What is included in whole life costing?

What is included in whole life costing?

Whole-life cost is the total expense of owning an asset over its entire life, from purchase to disposal. Whole-life cost includes purchase and installation, design and building costs, operating costs, maintenance, associated financing costs, depreciation, and disposal costs.

What is the difference between whole-life costing and life cycle costing?

Life Cycle Cost (LCC) Broadly, life cycle costs are those associated directly with constructing and operating the building; while whole life costs include other costs such as land, income from the building and support costs associated with the activity within the building.

How much does a whole life cost?

How Much Does Whole Life Insurance Cost?

Type of life insurance Monthly quotes Annual quotes
Whole life $360 $4,323
Universal life $173 $2,076
20-year term life $19 $232
30-year term life $30 $357

How do you do life cycle cost analysis?

Basic Life-Cycle Cost Analysis Calculation Basically, LCCA consists of adding all the initial and ongoing costs of the structure, product, or component over the time you expect to be using it, subtracting the value you can get out of it at the end of that time, and adjusting for inflation.

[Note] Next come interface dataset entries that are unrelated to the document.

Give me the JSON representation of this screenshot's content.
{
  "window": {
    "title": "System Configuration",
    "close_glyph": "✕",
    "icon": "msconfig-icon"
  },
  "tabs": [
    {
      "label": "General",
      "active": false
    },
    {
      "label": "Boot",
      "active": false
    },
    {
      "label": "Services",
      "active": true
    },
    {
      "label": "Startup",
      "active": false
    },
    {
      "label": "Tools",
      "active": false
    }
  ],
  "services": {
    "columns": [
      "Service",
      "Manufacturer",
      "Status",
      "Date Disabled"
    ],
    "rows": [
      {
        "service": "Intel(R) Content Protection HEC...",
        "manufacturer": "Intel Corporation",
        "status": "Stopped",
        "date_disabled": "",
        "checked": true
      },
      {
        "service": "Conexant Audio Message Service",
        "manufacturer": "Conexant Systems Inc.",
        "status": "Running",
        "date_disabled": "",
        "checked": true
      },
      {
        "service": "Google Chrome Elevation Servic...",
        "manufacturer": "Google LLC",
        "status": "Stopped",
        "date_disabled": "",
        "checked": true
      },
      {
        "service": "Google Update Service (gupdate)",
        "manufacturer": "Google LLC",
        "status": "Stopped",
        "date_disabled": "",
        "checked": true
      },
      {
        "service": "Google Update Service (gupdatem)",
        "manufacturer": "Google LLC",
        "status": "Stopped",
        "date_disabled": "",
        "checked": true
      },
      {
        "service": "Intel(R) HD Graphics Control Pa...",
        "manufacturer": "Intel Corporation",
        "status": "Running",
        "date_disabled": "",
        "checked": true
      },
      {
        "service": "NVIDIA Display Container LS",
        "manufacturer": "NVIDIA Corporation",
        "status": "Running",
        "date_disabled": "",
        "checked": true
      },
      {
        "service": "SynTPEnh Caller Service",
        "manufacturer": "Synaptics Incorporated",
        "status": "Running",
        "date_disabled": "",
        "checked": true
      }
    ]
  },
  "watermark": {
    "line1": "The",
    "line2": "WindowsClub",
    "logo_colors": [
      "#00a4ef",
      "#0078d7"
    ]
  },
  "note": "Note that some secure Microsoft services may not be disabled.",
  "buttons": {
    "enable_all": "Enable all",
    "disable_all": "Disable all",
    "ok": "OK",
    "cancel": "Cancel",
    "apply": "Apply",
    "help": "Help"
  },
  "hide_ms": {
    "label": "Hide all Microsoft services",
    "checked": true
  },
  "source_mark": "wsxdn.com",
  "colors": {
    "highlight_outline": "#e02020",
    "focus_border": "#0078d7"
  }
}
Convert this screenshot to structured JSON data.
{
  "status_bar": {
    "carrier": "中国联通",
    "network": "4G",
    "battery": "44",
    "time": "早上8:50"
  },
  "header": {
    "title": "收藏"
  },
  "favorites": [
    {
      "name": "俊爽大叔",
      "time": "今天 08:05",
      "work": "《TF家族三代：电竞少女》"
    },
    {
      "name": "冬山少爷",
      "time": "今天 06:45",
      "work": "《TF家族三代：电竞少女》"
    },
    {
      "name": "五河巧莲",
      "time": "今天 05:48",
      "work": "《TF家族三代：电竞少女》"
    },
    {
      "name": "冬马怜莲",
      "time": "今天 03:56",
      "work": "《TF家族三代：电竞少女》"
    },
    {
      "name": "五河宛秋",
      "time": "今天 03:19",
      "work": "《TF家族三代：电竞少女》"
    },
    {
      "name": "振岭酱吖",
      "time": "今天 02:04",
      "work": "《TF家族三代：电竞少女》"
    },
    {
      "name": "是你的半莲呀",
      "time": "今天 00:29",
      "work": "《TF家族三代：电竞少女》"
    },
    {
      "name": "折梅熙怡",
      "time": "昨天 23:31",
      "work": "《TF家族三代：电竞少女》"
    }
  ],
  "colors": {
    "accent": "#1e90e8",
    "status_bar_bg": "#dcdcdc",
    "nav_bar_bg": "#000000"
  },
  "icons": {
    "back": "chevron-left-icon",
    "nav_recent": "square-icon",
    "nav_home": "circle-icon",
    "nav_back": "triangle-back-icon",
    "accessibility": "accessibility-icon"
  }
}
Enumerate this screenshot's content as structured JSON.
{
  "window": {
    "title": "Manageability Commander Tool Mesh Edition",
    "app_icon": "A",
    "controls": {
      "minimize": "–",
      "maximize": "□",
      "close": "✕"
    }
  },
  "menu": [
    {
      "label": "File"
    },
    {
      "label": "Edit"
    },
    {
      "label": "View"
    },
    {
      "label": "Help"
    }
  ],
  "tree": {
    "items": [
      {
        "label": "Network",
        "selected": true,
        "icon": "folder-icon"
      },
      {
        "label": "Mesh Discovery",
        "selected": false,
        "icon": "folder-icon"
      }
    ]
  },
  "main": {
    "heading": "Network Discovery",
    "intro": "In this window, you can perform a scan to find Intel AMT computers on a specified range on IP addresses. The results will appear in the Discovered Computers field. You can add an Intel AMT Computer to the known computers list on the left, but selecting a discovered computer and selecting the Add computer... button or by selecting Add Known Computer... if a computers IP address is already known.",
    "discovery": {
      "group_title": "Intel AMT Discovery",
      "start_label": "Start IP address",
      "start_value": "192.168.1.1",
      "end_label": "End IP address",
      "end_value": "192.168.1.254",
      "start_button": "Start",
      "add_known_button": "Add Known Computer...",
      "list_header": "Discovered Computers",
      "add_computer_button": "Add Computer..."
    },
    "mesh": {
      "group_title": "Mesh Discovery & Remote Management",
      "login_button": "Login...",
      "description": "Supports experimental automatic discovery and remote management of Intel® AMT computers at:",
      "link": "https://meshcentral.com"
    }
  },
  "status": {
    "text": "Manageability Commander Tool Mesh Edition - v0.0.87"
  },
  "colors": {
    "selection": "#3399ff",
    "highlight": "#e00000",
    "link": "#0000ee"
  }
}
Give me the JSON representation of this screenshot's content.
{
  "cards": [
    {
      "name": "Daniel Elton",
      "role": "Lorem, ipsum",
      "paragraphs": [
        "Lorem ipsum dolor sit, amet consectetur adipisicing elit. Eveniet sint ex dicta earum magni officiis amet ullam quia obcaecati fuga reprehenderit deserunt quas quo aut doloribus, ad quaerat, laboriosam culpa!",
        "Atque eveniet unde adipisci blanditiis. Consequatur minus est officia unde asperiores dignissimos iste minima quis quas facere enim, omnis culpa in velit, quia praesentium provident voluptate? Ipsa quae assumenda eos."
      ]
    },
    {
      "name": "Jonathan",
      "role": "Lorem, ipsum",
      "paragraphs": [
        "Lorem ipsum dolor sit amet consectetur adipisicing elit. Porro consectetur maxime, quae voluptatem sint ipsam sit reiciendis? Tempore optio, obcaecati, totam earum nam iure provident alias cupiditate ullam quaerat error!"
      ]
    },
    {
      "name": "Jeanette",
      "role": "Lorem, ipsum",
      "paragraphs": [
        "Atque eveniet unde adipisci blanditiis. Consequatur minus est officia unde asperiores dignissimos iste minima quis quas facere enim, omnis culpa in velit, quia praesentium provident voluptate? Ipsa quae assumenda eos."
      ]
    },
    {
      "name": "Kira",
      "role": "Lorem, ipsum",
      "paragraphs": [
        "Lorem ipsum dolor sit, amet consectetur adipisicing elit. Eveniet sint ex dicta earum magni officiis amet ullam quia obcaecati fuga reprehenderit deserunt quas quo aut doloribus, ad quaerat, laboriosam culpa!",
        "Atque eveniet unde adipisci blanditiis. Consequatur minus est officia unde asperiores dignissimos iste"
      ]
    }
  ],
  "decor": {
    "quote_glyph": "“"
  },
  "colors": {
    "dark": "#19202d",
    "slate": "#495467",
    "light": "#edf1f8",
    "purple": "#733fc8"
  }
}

What are the benefits of life cycle costing?

Primary benefits of life cycle cost analysis

  • Long-term value. An LCC ensures that your project has the highest possible value, even if upfront costs are not significantly reduced.
  • Green building certification credits.
  • Reliable planning and reduced risk.

What is the formula for target cost?

Target Cost = (Selling Price ) / (1+ Desired Profit %) By moving to a “right to left” approach, market conditions can inform efficient design and manufacturing decisions by providing profitable cost targets. As we’ll see below, the core task becomes translating this market price into design-level insight. Figure 1.

What is the difference between life cycle costing and whole-life costing?

What is life cycle costing why is it used?

Lifecycle costing is the maintenance of physical asset cost records over entire asset lives. This means decisions around the acquisition, use or disposal of assets can be made in a way that achieves the optimum asset usage at the lowest possible cost to the entity.

What are the advantages of life cycle costing?

An LCC’s lifetime perspective results in better durability, less maintenance, fewer risks, and lower operational spending and can even lead to an increased building lifespan.

Why is whole life so expensive?

Whole life insurance is more expensive than term life insurance, and for a good reason: it’s a complex product. Along with setting you up with coverage for life, it grows in value as time goes on. If you’re in the market for a life insurance policy that can turn into a cash asset, be prepared for high premiums.

What is an example of target costing?

Example of target costing This means ABC’s target price for its new product is $10. The company’s desired profit margin on the new mascara product is 20% of the target price, which equals $2. By subtracting the profit margin from the target price, ABC Cosmetics calculates a target cost per unit of $8.

How is cost gap calculated?

Target cost = Target sales price – Target profit If the expected cost is higher than target cost then there is a ‘Cost Gap’. The cost gap must be closed by finding ways at the product design stage without losing any of the features, so that target cost is achieved.

What six things are accounted for in a life cycle cost analysis?

The Project Team will assess the value to the project of up to 14 possible life cycle cost (LCC) comparisons in six general categories: Energy Systems, Mechanical Systems, Electrical Systems, Building Envelope, Siting/Massing, and Structural Systems.

What is an example of a whole-life cost analysis?

As an example- A client wants to build a residential building. Whole-life cost analysis of the project life cycle gives all costs at each stage. Based on these findings, the client can understand when exactly initial capital is going to recover and when the investment is going to make profits.

What is the relationship between whole life cost and project life cycle cost?

In order to understand the relationship between Whole life cost and project life cycle cost below are the industry definitions, Life cycle cost (LCC) is ‘cost of an asset, or its parts throughout its life cycle, while fulfilling the performance requirements’. ( BS ISO 15685-5,

What is an example of life cycle costing?

Example of Life Cycle Costing 1 Initial cost = $12,000 2 Recurring cost = Maintenance & repair + Gas consumption 3 = $1,000 + $3,500 4 = $4,500 5 Residual value = $3,000 6 No. of years = 5 7 Interest rate = 8%

What is the difference between whole-life cost and environmental cost?

Whereas a number of options may be portrayed as “good” for the environment, a whole-life cost analysis allows a determination of whether or not one solution carries a lower or higher environmental cost than another. Whole-life cost is the total expense of owning an asset over its entire life, from purchase to disposal.